We don’t mind if science teachers want to briefly stray from the state-sanctioned curriculum to, say, discuss a shark attack off our coast, or engage in lively debate over nuclear power, or even to briefly vent about not being able to watch Dodgers games on TV.
After all, the best teachers are those who make their classes relevant, timely and interesting. If that means occasionally deviating from the lesson plan, so be it. But to spend three days showing a filmed debate on creationism vs. evolution — as Arroyo Grande High School science teacher Brandon Pettenger reportedly did — and to assign students to read and summarize a pro-creationist blog is not OK. It violates state teaching standards and the Lucia Mar Unified School District’s board policy. It also takes advantage of a position of authority to foist religious instruction on a captive audience, even if it’s done under the guise of giving students the information they need in order to decide for themselves.

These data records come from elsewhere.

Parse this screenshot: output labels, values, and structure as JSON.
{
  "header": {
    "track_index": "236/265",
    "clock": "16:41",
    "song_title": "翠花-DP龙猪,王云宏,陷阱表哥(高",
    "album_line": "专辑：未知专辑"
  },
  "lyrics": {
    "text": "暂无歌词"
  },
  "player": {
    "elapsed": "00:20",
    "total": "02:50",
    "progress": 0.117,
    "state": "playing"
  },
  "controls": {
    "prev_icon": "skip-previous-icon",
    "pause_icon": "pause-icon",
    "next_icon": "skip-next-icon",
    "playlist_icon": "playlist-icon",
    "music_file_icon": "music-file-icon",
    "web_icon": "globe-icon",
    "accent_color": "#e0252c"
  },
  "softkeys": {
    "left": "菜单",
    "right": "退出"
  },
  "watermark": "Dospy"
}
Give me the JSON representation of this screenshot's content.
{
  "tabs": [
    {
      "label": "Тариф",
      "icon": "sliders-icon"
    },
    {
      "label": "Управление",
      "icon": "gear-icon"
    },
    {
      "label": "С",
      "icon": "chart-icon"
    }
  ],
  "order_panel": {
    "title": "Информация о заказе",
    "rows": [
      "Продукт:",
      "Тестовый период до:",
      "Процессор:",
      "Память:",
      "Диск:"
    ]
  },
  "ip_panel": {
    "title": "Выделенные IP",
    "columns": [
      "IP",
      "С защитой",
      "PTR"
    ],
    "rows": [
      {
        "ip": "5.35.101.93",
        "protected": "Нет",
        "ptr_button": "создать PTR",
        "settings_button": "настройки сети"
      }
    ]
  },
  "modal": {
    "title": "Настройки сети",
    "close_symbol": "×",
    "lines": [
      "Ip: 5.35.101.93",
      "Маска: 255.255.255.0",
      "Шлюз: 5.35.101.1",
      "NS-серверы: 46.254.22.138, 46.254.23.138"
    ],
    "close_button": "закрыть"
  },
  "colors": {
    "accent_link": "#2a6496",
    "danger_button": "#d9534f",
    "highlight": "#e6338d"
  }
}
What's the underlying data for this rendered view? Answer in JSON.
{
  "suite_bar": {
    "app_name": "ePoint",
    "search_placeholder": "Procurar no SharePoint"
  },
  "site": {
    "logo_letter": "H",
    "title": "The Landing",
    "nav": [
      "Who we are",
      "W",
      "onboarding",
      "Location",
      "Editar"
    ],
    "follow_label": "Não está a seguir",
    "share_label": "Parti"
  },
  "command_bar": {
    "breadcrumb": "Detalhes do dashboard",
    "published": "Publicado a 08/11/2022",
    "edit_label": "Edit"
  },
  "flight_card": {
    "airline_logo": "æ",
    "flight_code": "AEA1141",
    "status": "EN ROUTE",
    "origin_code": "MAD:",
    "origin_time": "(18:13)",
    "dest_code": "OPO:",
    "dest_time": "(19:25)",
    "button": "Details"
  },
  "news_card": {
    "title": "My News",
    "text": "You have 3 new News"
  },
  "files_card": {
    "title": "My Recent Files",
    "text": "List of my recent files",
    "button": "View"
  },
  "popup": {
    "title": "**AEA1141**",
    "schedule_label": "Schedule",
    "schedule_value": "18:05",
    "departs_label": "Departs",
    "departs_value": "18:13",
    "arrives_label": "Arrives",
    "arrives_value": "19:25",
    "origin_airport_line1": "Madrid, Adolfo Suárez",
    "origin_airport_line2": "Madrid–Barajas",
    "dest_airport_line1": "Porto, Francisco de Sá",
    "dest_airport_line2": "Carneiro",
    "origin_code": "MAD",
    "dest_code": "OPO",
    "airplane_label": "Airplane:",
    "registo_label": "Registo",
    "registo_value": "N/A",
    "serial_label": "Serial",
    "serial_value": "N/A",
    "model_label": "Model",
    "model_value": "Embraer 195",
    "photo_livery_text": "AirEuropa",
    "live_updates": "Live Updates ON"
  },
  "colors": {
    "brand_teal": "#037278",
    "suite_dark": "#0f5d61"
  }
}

Sorry, but there is no dispensation for teachers who feel it’s their duty present both sides of the debate. Nor is there a footnote that allows teaching creationism as long as it’s done thoughtfully or objectively or tastefully or whatever other adverb you care to use. Teaching religious dogma in science class is prohibited — period.
Lucia Mar officials get that, and they are using this incident as an opportunity to remind teachers of curriculum standards. That’s good.
Still, it would have been far better if the standards had not been violated in the first place, which is why we’re delivering binders of brickbats to Lucia Mar, for distribution to any teacher who needs further reminding of what should not be included in a lesson plan.
Aquarium may get new lease on life
Like a 12-year-old kid looking forward to a driver’s license, we’re already excited about the refurbishment of the Morro Bay Aquarium even though it’s still years away.
Some background: The lease on the existing aquarium expires in 2018, and the city is requiring the new operator to make major improvements. While no one responded to the city’s request for proposals from potential operators, the city is working with the nonprofit Central Coast Aquarium in Avila Beach, which has been considering the Morro Bay project.
The city envisions not only a visitor-serving aquarium, but also a marine research lab; classroom and meeting space; adock for Cal Poly marine research vessels; and a section devoted to the history of the aquarium.
That sounds wonderful, though we’d be satisfied with starting small and expanding later.
We’re crossing our fingers, and gathering a bouquetof water lilies in the hope that the aquarium gets a new lease on life.
SLO’s marathon runs on gratitude
We toss fleet-footed bouquets to the thousands of finishers of Sunday’s full and half marathons. Even bigger bouquets of patience go to San Luis Obispo residents who put up with road closures that day. Many residents went the extra mile by waiting outside their homes to cheer on runners. To them — and to the enthusiastic volunteers who helped with the race — we toss bouquets of gratitude.